→ **DIRECTIONS**
Extract all lines from the data beneath that include the word "lateinit".

(Data about app and page elements)
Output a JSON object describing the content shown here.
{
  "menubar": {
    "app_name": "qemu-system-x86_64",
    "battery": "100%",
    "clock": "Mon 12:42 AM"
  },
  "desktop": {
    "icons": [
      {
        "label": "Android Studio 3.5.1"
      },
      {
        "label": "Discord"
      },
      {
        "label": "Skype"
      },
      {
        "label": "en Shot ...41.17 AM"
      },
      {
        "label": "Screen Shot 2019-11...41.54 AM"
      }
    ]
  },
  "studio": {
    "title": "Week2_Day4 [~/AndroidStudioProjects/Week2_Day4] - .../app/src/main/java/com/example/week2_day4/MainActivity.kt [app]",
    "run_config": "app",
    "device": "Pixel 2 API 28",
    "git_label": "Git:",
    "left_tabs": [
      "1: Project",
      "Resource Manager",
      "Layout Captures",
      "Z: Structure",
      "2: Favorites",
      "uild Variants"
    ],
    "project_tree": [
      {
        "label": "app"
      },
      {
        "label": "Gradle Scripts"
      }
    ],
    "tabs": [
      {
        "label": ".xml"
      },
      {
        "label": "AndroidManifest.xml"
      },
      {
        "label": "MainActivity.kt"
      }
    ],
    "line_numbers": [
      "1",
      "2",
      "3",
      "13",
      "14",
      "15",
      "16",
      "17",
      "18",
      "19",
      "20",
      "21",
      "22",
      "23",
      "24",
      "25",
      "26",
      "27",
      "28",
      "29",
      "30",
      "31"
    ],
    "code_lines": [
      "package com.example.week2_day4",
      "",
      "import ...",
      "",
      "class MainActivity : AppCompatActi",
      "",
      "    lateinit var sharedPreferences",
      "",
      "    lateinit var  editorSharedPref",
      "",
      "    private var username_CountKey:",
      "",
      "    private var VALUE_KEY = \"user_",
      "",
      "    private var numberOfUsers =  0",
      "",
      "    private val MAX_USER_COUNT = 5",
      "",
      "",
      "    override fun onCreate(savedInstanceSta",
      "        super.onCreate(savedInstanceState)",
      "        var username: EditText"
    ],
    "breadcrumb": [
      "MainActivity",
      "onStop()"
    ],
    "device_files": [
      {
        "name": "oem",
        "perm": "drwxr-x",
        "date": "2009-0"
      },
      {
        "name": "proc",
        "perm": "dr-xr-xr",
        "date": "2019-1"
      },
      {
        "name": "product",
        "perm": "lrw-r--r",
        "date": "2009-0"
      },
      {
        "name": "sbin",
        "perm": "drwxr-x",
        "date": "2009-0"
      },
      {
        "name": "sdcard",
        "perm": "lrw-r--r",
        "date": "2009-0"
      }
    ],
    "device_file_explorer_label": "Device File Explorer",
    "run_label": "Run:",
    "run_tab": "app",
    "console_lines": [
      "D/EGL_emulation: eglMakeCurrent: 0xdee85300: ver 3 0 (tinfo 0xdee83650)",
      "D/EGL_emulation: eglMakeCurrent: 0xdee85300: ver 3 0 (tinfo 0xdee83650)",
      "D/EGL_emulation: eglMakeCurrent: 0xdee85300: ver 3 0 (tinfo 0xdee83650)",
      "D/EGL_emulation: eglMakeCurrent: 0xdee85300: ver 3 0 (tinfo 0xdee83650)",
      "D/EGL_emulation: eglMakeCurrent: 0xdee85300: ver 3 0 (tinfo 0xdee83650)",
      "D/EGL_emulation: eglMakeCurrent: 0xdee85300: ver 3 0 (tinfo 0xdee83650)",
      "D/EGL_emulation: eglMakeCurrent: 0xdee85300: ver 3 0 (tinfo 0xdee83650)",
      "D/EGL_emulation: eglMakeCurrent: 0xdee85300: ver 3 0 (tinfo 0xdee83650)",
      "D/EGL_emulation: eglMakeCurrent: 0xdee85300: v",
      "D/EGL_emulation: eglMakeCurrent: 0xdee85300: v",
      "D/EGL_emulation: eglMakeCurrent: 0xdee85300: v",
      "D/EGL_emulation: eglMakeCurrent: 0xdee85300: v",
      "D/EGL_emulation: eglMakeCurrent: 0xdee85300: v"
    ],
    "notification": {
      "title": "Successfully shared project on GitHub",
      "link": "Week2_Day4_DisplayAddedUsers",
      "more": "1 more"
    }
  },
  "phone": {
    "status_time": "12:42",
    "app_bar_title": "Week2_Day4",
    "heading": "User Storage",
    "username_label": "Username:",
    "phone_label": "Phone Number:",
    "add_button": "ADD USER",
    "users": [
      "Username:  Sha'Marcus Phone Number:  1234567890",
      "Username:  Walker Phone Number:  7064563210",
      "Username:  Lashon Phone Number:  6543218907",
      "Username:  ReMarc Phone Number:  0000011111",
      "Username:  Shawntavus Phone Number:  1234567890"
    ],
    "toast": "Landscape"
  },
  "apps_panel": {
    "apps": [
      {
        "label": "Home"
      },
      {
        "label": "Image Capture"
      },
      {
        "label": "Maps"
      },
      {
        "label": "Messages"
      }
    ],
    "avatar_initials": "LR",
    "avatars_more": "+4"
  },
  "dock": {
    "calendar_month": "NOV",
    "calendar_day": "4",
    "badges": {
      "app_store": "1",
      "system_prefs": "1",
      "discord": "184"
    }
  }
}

→ **EXPECTED ANSWER**
      "    lateinit var sharedPreferences",
      "    lateinit var  editorSharedPref",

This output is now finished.